- _Exercise goal_: Restate word for word every entry that appears below, skipping its pictures.

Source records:
--- START ---

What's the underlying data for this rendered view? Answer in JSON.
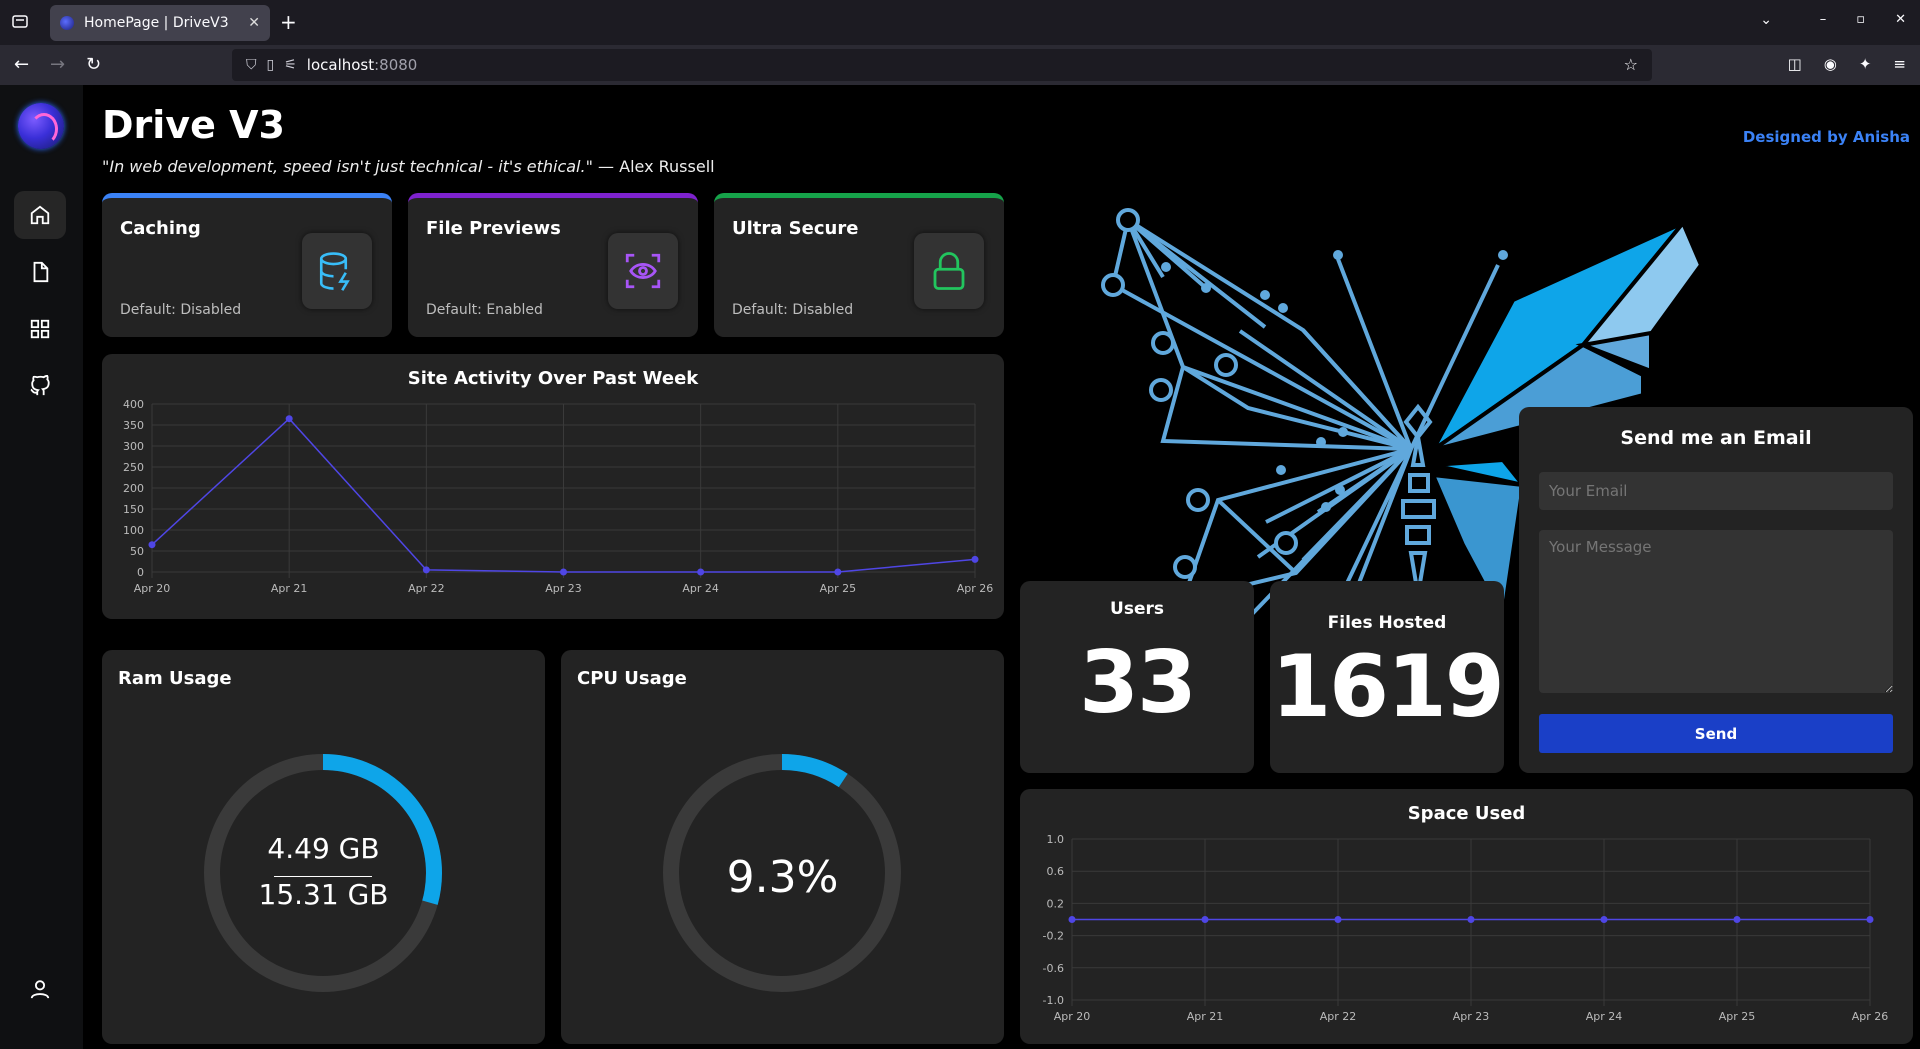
{
  "browser": {
    "tab_title": "HomePage | DriveV3",
    "url_host": "localhost",
    "url_port": ":8080"
  },
  "page": {
    "title": "Drive V3",
    "quote_text": "\"In web development, speed isn't just technical - it's ethical.\"",
    "quote_author": " — Alex Russell",
    "designed_by": "Designed by Anisha"
  },
  "features": [
    {
      "name": "Caching",
      "default": "Default: Disabled",
      "color": "#3b82f6",
      "icon": "database-bolt-icon"
    },
    {
      "name": "File Previews",
      "default": "Default: Enabled",
      "color": "#7e22ce",
      "icon": "eye-scan-icon"
    },
    {
      "name": "Ultra Secure",
      "default": "Default: Disabled",
      "color": "#16a34a",
      "icon": "lock-icon"
    }
  ],
  "activity_chart": {
    "title": "Site Activity Over Past Week"
  },
  "ram": {
    "title": "Ram Usage",
    "used": "4.49 GB",
    "total": "15.31 GB",
    "fraction": 0.293
  },
  "cpu": {
    "title": "CPU Usage",
    "value": "9.3%",
    "fraction": 0.093
  },
  "users": {
    "title": "Users",
    "value": "33"
  },
  "files": {
    "title": "Files Hosted",
    "value": "1619"
  },
  "email": {
    "title": "Send me an Email",
    "email_placeholder": "Your Email",
    "message_placeholder": "Your Message",
    "send_label": "Send"
  },
  "space_chart": {
    "title": "Space Used"
  },
  "colors": {
    "accent": "#0ea5e9",
    "line": "#4f46e5",
    "card": "#232323"
  },
  "chart_data": [
    {
      "type": "line",
      "title": "Site Activity Over Past Week",
      "x": [
        "Apr 20",
        "Apr 21",
        "Apr 22",
        "Apr 23",
        "Apr 24",
        "Apr 25",
        "Apr 26"
      ],
      "values": [
        65,
        365,
        5,
        0,
        0,
        0,
        30
      ],
      "ylim": [
        0,
        400
      ],
      "yticks": [
        "400",
        "350",
        "300",
        "250",
        "200",
        "150",
        "100",
        "50",
        "0"
      ],
      "grid": true
    },
    {
      "type": "line",
      "title": "Space Used",
      "x": [
        "Apr 20",
        "Apr 21",
        "Apr 22",
        "Apr 23",
        "Apr 24",
        "Apr 25",
        "Apr 26"
      ],
      "values": [
        0,
        0,
        0,
        0,
        0,
        0,
        0
      ],
      "ylim": [
        -1,
        1
      ],
      "yticks": [
        "1.0",
        "0.6",
        "0.2",
        "-0.2",
        "-0.6",
        "-1.0"
      ],
      "grid": true
    }
  ]
}
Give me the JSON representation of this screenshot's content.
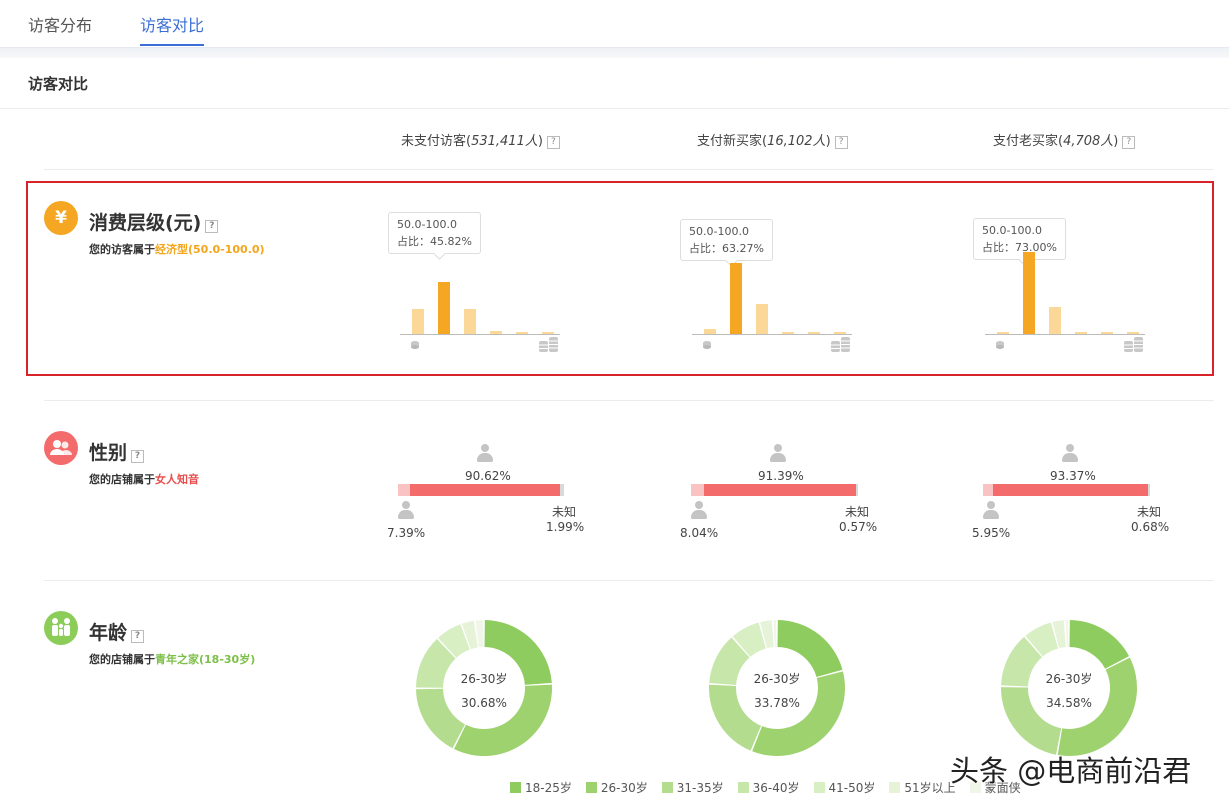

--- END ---

- _Output below_:
What's the underlying data for this rendered view? Answer in JSON.
{
  "browser": {
    "tab_title": "HomePage | DriveV3",
    "url_host": "localhost",
    "url_port": ":8080"
  },
  "page": {
    "title": "Drive V3",
    "quote_text": "\"In web development, speed isn't just technical - it's ethical.\"",
    "quote_author": " — Alex Russell",
    "designed_by": "Designed by Anisha"
  },
  "features": [
    {
      "name": "Caching",
      "default": "Default: Disabled",
      "color": "#3b82f6",
      "icon": "database-bolt-icon"
    },
    {
      "name": "File Previews",
      "default": "Default: Enabled",
      "color": "#7e22ce",
      "icon": "eye-scan-icon"
    },
    {
      "name": "Ultra Secure",
      "default": "Default: Disabled",
      "color": "#16a34a",
      "icon": "lock-icon"
    }
  ],
  "activity_chart": {
    "title": "Site Activity Over Past Week"
  },
  "ram": {
    "title": "Ram Usage",
    "used": "4.49 GB",
    "total": "15.31 GB",
    "fraction": 0.293
  },
  "cpu": {
    "title": "CPU Usage",
    "value": "9.3%",
    "fraction": 0.093
  },
  "users": {
    "title": "Users",
    "value": "33"
  },
  "files": {
    "title": "Files Hosted",
    "value": "1619"
  },
  "email": {
    "title": "Send me an Email",
    "email_placeholder": "Your Email",
    "message_placeholder": "Your Message",
    "send_label": "Send"
  },
  "space_chart": {
    "title": "Space Used"
  },
  "colors": {
    "accent": "#0ea5e9",
    "line": "#4f46e5",
    "card": "#232323"
  },
  "chart_data": [
    {
      "type": "line",
      "title": "Site Activity Over Past Week",
      "x": [
        "Apr 20",
        "Apr 21",
        "Apr 22",
        "Apr 23",
        "Apr 24",
        "Apr 25",
        "Apr 26"
      ],
      "values": [
        65,
        365,
        5,
        0,
        0,
        0,
        30
      ],
      "ylim": [
        0,
        400
      ],
      "yticks": [
        "400",
        "350",
        "300",
        "250",
        "200",
        "150",
        "100",
        "50",
        "0"
      ],
      "grid": true
    },
    {
      "type": "line",
      "title": "Space Used",
      "x": [
        "Apr 20",
        "Apr 21",
        "Apr 22",
        "Apr 23",
        "Apr 24",
        "Apr 25",
        "Apr 26"
      ],
      "values": [
        0,
        0,
        0,
        0,
        0,
        0,
        0
      ],
      "ylim": [
        -1,
        1
      ],
      "yticks": [
        "1.0",
        "0.6",
        "0.2",
        "-0.2",
        "-0.6",
        "-1.0"
      ],
      "grid": true
    }
  ]
}
Give me the JSON representation of this screenshot's content.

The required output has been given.